» **Try it**
Look through the data below and return each line where "Estilos" appears.
# # #
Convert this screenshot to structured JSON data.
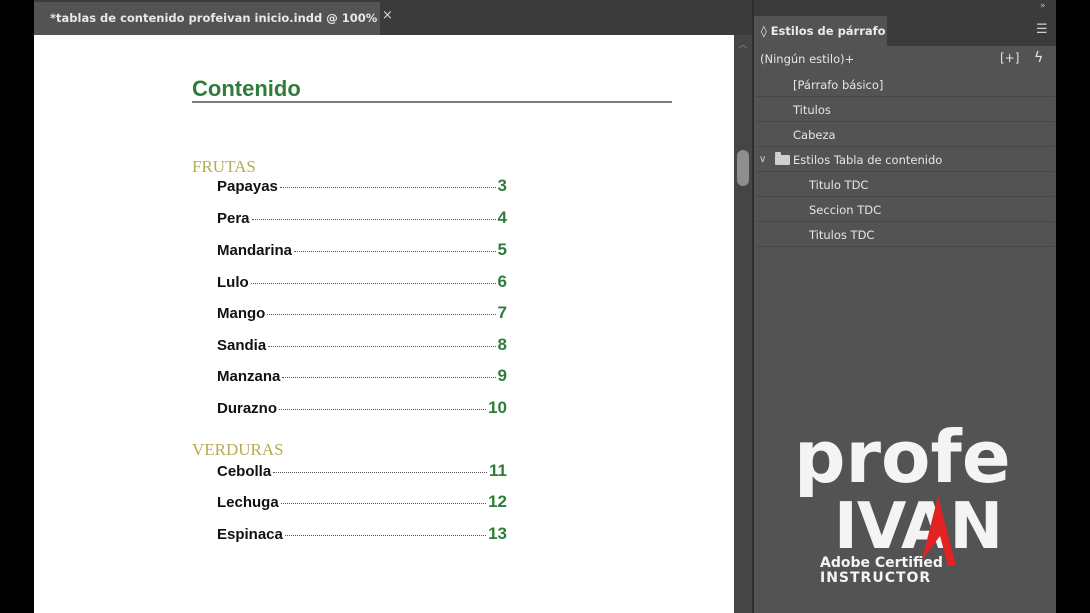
{
  "document_tab": {
    "title": "*tablas de contenido profeivan inicio.indd @ 100%",
    "close_label": "×"
  },
  "toc": {
    "title": "Contenido",
    "sections": [
      {
        "name": "FRUTAS",
        "entries": [
          {
            "name": "Papayas",
            "page": "3"
          },
          {
            "name": "Pera",
            "page": "4"
          },
          {
            "name": "Mandarina",
            "page": "5"
          },
          {
            "name": "Lulo",
            "page": "6"
          },
          {
            "name": "Mango",
            "page": "7"
          },
          {
            "name": "Sandia",
            "page": "8"
          },
          {
            "name": "Manzana",
            "page": "9"
          },
          {
            "name": "Durazno",
            "page": "10"
          }
        ]
      },
      {
        "name": "VERDURAS",
        "entries": [
          {
            "name": "Cebolla",
            "page": "11"
          },
          {
            "name": "Lechuga",
            "page": "12"
          },
          {
            "name": "Espinaca",
            "page": "13"
          }
        ]
      }
    ]
  },
  "panel": {
    "tab_label": "Estilos de párrafo",
    "tab_icon": "◊",
    "menu_icon": "hamburger-icon",
    "collapse_icon": "double-chevron-icon",
    "current_style": "(Ningún estilo)+",
    "new_style_glyph": "[+]",
    "lightning_glyph": "ϟ",
    "styles": [
      {
        "label": "[Párrafo básico]"
      },
      {
        "label": "Titulos"
      },
      {
        "label": "Cabeza"
      }
    ],
    "group": {
      "label": "Estilos Tabla de contenido",
      "children": [
        {
          "label": "Titulo TDC"
        },
        {
          "label": "Seccion TDC"
        },
        {
          "label": "Titulos TDC"
        }
      ]
    }
  },
  "watermark": {
    "line1": "profe",
    "line2": "IVAN",
    "line3": "Adobe Certified",
    "line4": "INSTRUCTOR"
  },
  "colors": {
    "toc_green": "#2e7d3a",
    "section_olive": "#b3ad52",
    "ui_dark": "#535353",
    "logo_red": "#e32222"
  }
}
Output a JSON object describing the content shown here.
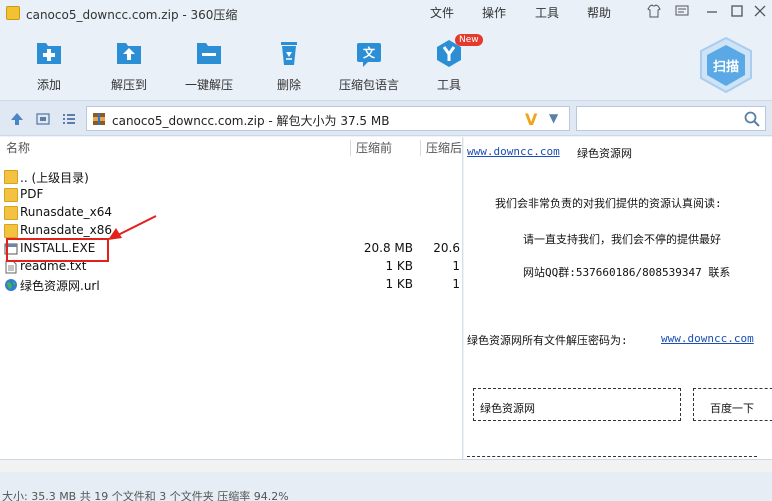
{
  "window": {
    "title": "canoco5_downcc.com.zip - 360压缩",
    "menus": [
      "文件",
      "操作",
      "工具",
      "帮助"
    ]
  },
  "toolbar": {
    "items": [
      {
        "label": "添加",
        "icon": "add-icon"
      },
      {
        "label": "解压到",
        "icon": "extract-to-icon"
      },
      {
        "label": "一键解压",
        "icon": "one-click-extract-icon"
      },
      {
        "label": "删除",
        "icon": "recycle-bin-icon"
      },
      {
        "label": "压缩包语言",
        "icon": "language-icon"
      },
      {
        "label": "工具",
        "icon": "tools-icon",
        "badge": "New"
      }
    ],
    "scan_label": "扫描"
  },
  "address": {
    "path": "canoco5_downcc.com.zip - 解包大小为 37.5 MB",
    "search_placeholder": ""
  },
  "filelist": {
    "columns": [
      "名称",
      "压缩前",
      "压缩后"
    ],
    "rows": [
      {
        "name": ".. (上级目录)",
        "size": "",
        "csize": "",
        "type": "folder"
      },
      {
        "name": "PDF",
        "size": "",
        "csize": "",
        "type": "folder"
      },
      {
        "name": "Runasdate_x64",
        "size": "",
        "csize": "",
        "type": "folder"
      },
      {
        "name": "Runasdate_x86",
        "size": "",
        "csize": "",
        "type": "folder"
      },
      {
        "name": "INSTALL.EXE",
        "size": "20.8 MB",
        "csize": "20.6",
        "type": "exe"
      },
      {
        "name": "readme.txt",
        "size": "1 KB",
        "csize": "1",
        "type": "txt"
      },
      {
        "name": "绿色资源网.url",
        "size": "1 KB",
        "csize": "1",
        "type": "url"
      }
    ]
  },
  "preview": {
    "link1": "www.downcc.com",
    "site_name": "绿色资源网",
    "line1": "我们会非常负责的对我们提供的资源认真阅读:",
    "line2": "请一直支持我们，我们会不停的提供最好",
    "line3": "网站QQ群:537660186/808539347  联系",
    "line4": "绿色资源网所有文件解压密码为:",
    "link2": "www.downcc.com",
    "box1": "绿色资源网",
    "box2": "百度一下"
  },
  "status": {
    "text": "大小: 35.3 MB 共 19 个文件和 3 个文件夹 压缩率 94.2%"
  },
  "colors": {
    "accent": "#2c8fd6",
    "highlight": "#e3201b",
    "badge": "#e23b2e"
  }
}
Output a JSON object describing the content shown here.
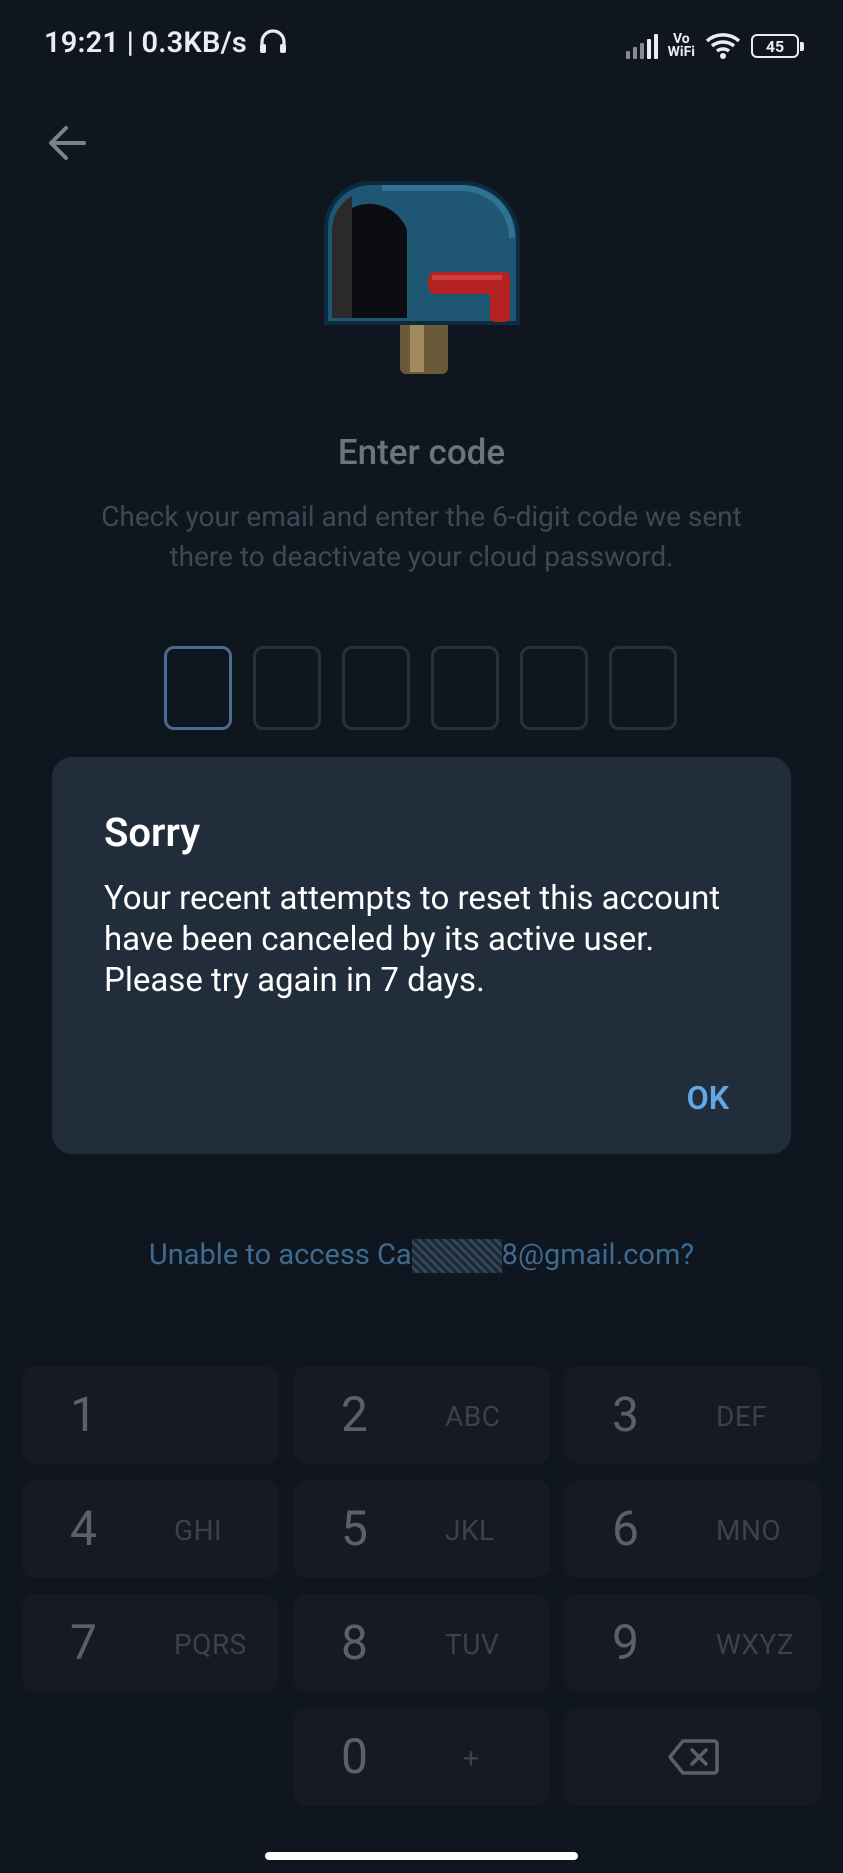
{
  "status_bar": {
    "time": "19:21 | 0.3KB/s",
    "vowifi_top": "Vo",
    "vowifi_bottom": "WiFi",
    "battery": "45"
  },
  "header": {
    "title": "Enter code",
    "subtitle": "Check your email and enter the 6-digit code we sent there to deactivate your cloud password."
  },
  "code_input": {
    "length": 6,
    "active_index": 0
  },
  "dialog": {
    "title": "Sorry",
    "message": "Your recent attempts to reset this account have been canceled by its active user. Please try again in 7 days.",
    "ok_label": "OK"
  },
  "unable_link": {
    "prefix": "Unable to access Ca",
    "suffix": "8@gmail.com?"
  },
  "keypad": {
    "keys": [
      {
        "num": "1",
        "letters": ""
      },
      {
        "num": "2",
        "letters": "ABC"
      },
      {
        "num": "3",
        "letters": "DEF"
      },
      {
        "num": "4",
        "letters": "GHI"
      },
      {
        "num": "5",
        "letters": "JKL"
      },
      {
        "num": "6",
        "letters": "MNO"
      },
      {
        "num": "7",
        "letters": "PQRS"
      },
      {
        "num": "8",
        "letters": "TUV"
      },
      {
        "num": "9",
        "letters": "WXYZ"
      },
      {
        "num": "0",
        "letters": "+"
      }
    ]
  },
  "colors": {
    "background": "#0f1620",
    "dialog": "#222d3b",
    "accent": "#62a8e5"
  }
}
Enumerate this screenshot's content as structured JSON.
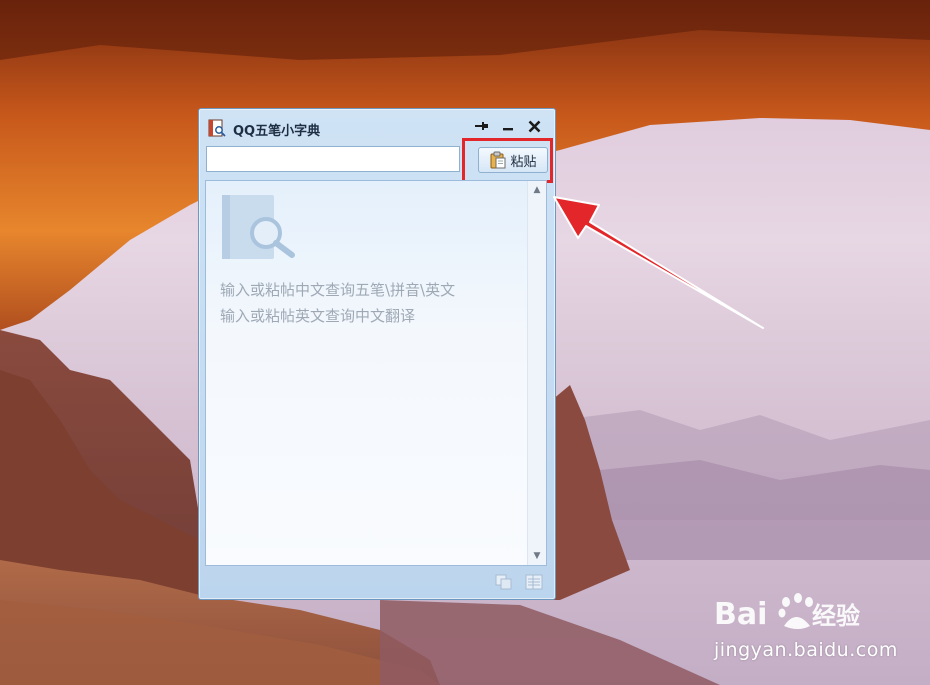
{
  "window": {
    "title": "QQ五笔小字典",
    "title_buttons": {
      "pin": "pin",
      "minimize": "minimize",
      "close": "close"
    }
  },
  "search": {
    "value": "",
    "placeholder": ""
  },
  "paste_button": {
    "label": "粘贴",
    "icon": "clipboard-icon"
  },
  "content": {
    "hint_lines": [
      "输入或粘帖中文查询五笔\\拼音\\英文",
      "输入或粘帖英文查询中文翻译"
    ],
    "icon": "book-search-icon"
  },
  "footer_icons": [
    "copy-icon",
    "list-icon"
  ],
  "annotation": {
    "highlight_color": "#e3262a",
    "arrow_color": "#e3262a"
  },
  "watermark": {
    "brand": "Bai du 经验",
    "url": "jingyan.baidu.com"
  }
}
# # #
» **Response box**
    "tab_label": "Estilos de párrafo",
      "label": "Estilos Tabla de contenido",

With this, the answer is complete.